Problem | An exact reproduction of the data below is the required answer.
Source records START
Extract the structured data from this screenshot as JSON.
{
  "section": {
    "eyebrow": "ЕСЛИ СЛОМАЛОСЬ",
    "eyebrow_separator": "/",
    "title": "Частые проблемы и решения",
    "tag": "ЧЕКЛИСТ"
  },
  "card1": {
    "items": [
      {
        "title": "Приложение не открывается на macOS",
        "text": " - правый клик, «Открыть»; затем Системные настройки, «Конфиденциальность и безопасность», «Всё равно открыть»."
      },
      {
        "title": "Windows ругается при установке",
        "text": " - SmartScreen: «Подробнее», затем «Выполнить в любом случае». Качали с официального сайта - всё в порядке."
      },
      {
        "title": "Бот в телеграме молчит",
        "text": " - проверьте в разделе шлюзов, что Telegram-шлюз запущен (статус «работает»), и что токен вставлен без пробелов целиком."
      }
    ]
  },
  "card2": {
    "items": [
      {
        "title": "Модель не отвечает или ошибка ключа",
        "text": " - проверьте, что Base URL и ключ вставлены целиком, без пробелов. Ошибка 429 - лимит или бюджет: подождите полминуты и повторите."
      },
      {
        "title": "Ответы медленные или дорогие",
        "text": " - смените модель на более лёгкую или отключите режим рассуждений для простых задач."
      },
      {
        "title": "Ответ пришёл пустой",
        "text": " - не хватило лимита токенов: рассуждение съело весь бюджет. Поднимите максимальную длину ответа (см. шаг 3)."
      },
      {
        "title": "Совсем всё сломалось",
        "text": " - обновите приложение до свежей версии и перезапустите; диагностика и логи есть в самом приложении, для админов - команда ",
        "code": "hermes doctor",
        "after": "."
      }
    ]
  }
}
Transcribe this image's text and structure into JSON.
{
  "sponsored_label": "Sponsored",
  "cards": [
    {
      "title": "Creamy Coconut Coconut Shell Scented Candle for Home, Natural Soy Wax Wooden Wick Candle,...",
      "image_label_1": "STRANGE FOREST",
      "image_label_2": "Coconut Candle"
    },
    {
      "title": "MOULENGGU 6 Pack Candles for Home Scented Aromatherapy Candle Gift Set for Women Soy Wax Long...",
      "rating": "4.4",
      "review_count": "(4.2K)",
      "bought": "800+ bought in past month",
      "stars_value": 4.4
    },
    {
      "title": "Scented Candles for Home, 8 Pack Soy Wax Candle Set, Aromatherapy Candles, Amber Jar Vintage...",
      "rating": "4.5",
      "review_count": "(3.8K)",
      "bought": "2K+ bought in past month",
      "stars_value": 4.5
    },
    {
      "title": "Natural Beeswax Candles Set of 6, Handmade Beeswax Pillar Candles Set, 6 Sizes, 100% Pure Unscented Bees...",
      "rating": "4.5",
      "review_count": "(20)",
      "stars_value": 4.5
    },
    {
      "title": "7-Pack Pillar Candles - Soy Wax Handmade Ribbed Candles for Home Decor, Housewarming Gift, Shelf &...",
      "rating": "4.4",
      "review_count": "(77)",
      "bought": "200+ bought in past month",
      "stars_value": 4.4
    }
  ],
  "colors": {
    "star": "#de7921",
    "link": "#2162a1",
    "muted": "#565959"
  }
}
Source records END
Output for this exercise |
Extract the structured data from this screenshot as JSON.
{
  "section": {
    "eyebrow": "ЕСЛИ СЛОМАЛОСЬ",
    "eyebrow_separator": "/",
    "title": "Частые проблемы и решения",
    "tag": "ЧЕКЛИСТ"
  },
  "card1": {
    "items": [
      {
        "title": "Приложение не открывается на macOS",
        "text": " - правый клик, «Открыть»; затем Системные настройки, «Конфиденциальность и безопасность», «Всё равно открыть»."
      },
      {
        "title": "Windows ругается при установке",
        "text": " - SmartScreen: «Подробнее», затем «Выполнить в любом случае». Качали с официального сайта - всё в порядке."
      },
      {
        "title": "Бот в телеграме молчит",
        "text": " - проверьте в разделе шлюзов, что Telegram-шлюз запущен (статус «работает»), и что токен вставлен без пробелов целиком."
      }
    ]
  },
  "card2": {
    "items": [
      {
        "title": "Модель не отвечает или ошибка ключа",
        "text": " - проверьте, что Base URL и ключ вставлены целиком, без пробелов. Ошибка 429 - лимит или бюджет: подождите полминуты и повторите."
      },
      {
        "title": "Ответы медленные или дорогие",
        "text": " - смените модель на более лёгкую или отключите режим рассуждений для простых задач."
      },
      {
        "title": "Ответ пришёл пустой",
        "text": " - не хватило лимита токенов: рассуждение съело весь бюджет. Поднимите максимальную длину ответа (см. шаг 3)."
      },
      {
        "title": "Совсем всё сломалось",
        "text": " - обновите приложение до свежей версии и перезапустите; диагностика и логи есть в самом приложении, для админов - команда ",
        "code": "hermes doctor",
        "after": "."
      }
    ]
  }
}
Transcribe this image's text and structure into JSON.
{
  "sponsored_label": "Sponsored",
  "cards": [
    {
      "title": "Creamy Coconut Coconut Shell Scented Candle for Home, Natural Soy Wax Wooden Wick Candle,...",
      "image_label_1": "STRANGE FOREST",
      "image_label_2": "Coconut Candle"
    },
    {
      "title": "MOULENGGU 6 Pack Candles for Home Scented Aromatherapy Candle Gift Set for Women Soy Wax Long...",
      "rating": "4.4",
      "review_count": "(4.2K)",
      "bought": "800+ bought in past month",
      "stars_value": 4.4
    },
    {
      "title": "Scented Candles for Home, 8 Pack Soy Wax Candle Set, Aromatherapy Candles, Amber Jar Vintage...",
      "rating": "4.5",
      "review_count": "(3.8K)",
      "bought": "2K+ bought in past month",
      "stars_value": 4.5
    },
    {
      "title": "Natural Beeswax Candles Set of 6, Handmade Beeswax Pillar Candles Set, 6 Sizes, 100% Pure Unscented Bees...",
      "rating": "4.5",
      "review_count": "(20)",
      "stars_value": 4.5
    },
    {
      "title": "7-Pack Pillar Candles - Soy Wax Handmade Ribbed Candles for Home Decor, Housewarming Gift, Shelf &...",
      "rating": "4.4",
      "review_count": "(77)",
      "bought": "200+ bought in past month",
      "stars_value": 4.4
    }
  ],
  "colors": {
    "star": "#de7921",
    "link": "#2162a1",
    "muted": "#565959"
  }
}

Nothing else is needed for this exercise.